Records from a data collection:
********

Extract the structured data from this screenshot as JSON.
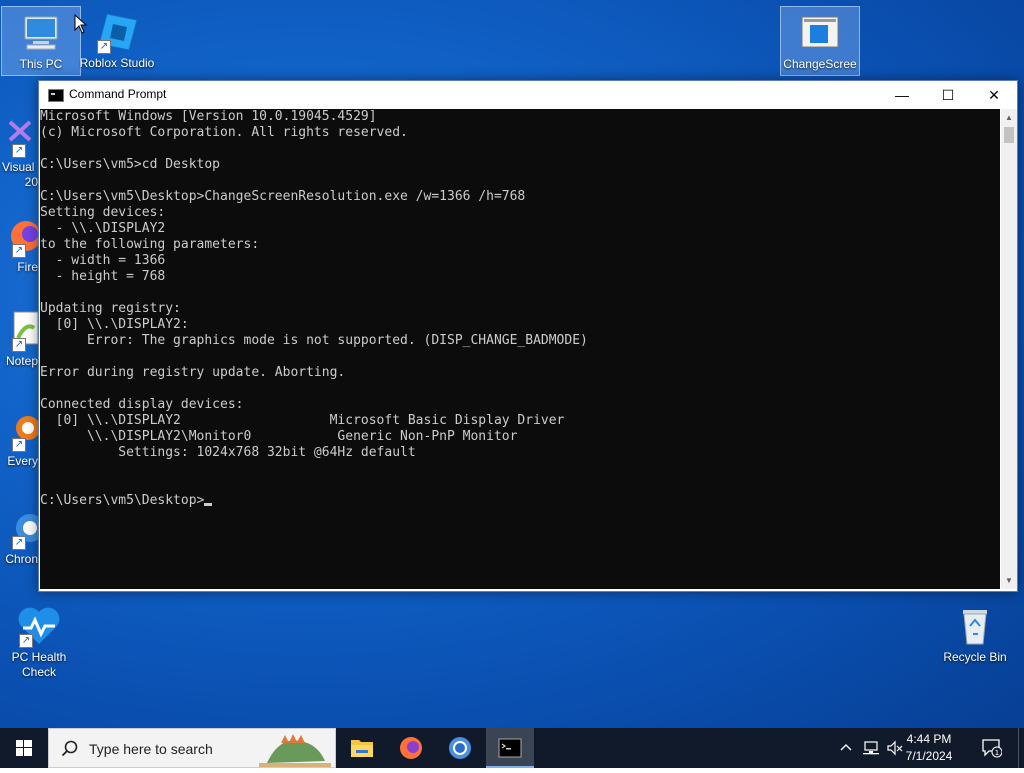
{
  "desktop": {
    "icons": {
      "this_pc": "This PC",
      "roblox": "Roblox Studio",
      "change_screen": "ChangeScree",
      "visual": "Visual",
      "visual_suffix": "20",
      "firefox": "Fire",
      "notepad": "Notep",
      "everything": "Every",
      "chrome": "Chron",
      "pc_health": "PC Health\nCheck",
      "recycle_bin": "Recycle Bin"
    }
  },
  "window": {
    "title": "Command Prompt",
    "controls": {
      "minimize": "—",
      "maximize": "☐",
      "close": "✕"
    },
    "console_lines": [
      "Microsoft Windows [Version 10.0.19045.4529]",
      "(c) Microsoft Corporation. All rights reserved.",
      "",
      "C:\\Users\\vm5>cd Desktop",
      "",
      "C:\\Users\\vm5\\Desktop>ChangeScreenResolution.exe /w=1366 /h=768",
      "Setting devices:",
      "  - \\\\.\\DISPLAY2",
      "to the following parameters:",
      "  - width = 1366",
      "  - height = 768",
      "",
      "Updating registry:",
      "  [0] \\\\.\\DISPLAY2:",
      "      Error: The graphics mode is not supported. (DISP_CHANGE_BADMODE)",
      "",
      "Error during registry update. Aborting.",
      "",
      "Connected display devices:",
      "  [0] \\\\.\\DISPLAY2                   Microsoft Basic Display Driver",
      "      \\\\.\\DISPLAY2\\Monitor0           Generic Non-PnP Monitor",
      "          Settings: 1024x768 32bit @64Hz default",
      "",
      ""
    ],
    "prompt": "C:\\Users\\vm5\\Desktop>"
  },
  "taskbar": {
    "search_placeholder": "Type here to search",
    "time": "4:44 PM",
    "date": "7/1/2024"
  }
}
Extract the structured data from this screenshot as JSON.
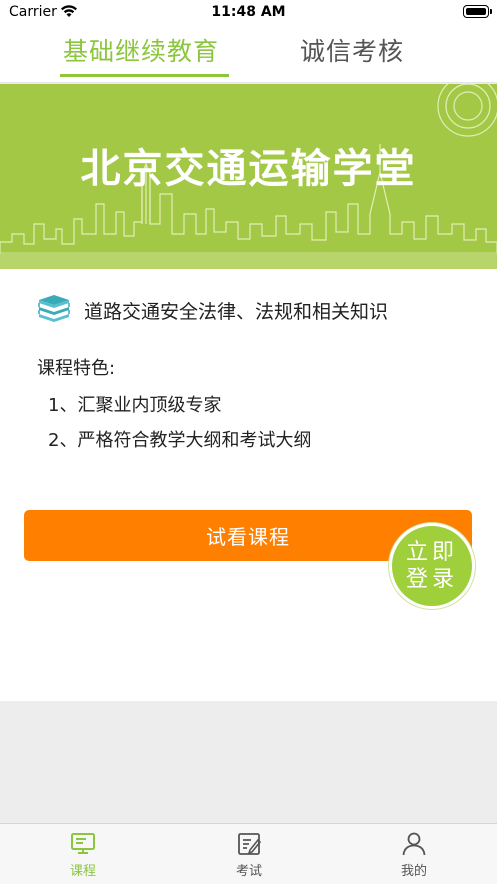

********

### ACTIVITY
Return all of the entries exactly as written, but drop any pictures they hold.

### SOLUTION FOR THIS EXERCISE
Extract the structured data from this screenshot as JSON.
{
  "desktop": {
    "icons": {
      "this_pc": "This PC",
      "roblox": "Roblox Studio",
      "change_screen": "ChangeScree",
      "visual": "Visual",
      "visual_suffix": "20",
      "firefox": "Fire",
      "notepad": "Notep",
      "everything": "Every",
      "chrome": "Chron",
      "pc_health": "PC Health\nCheck",
      "recycle_bin": "Recycle Bin"
    }
  },
  "window": {
    "title": "Command Prompt",
    "controls": {
      "minimize": "—",
      "maximize": "☐",
      "close": "✕"
    },
    "console_lines": [
      "Microsoft Windows [Version 10.0.19045.4529]",
      "(c) Microsoft Corporation. All rights reserved.",
      "",
      "C:\\Users\\vm5>cd Desktop",
      "",
      "C:\\Users\\vm5\\Desktop>ChangeScreenResolution.exe /w=1366 /h=768",
      "Setting devices:",
      "  - \\\\.\\DISPLAY2",
      "to the following parameters:",
      "  - width = 1366",
      "  - height = 768",
      "",
      "Updating registry:",
      "  [0] \\\\.\\DISPLAY2:",
      "      Error: The graphics mode is not supported. (DISP_CHANGE_BADMODE)",
      "",
      "Error during registry update. Aborting.",
      "",
      "Connected display devices:",
      "  [0] \\\\.\\DISPLAY2                   Microsoft Basic Display Driver",
      "      \\\\.\\DISPLAY2\\Monitor0           Generic Non-PnP Monitor",
      "          Settings: 1024x768 32bit @64Hz default",
      "",
      ""
    ],
    "prompt": "C:\\Users\\vm5\\Desktop>"
  },
  "taskbar": {
    "search_placeholder": "Type here to search",
    "time": "4:44 PM",
    "date": "7/1/2024"
  }
}
Extract the structured data from this screenshot as JSON.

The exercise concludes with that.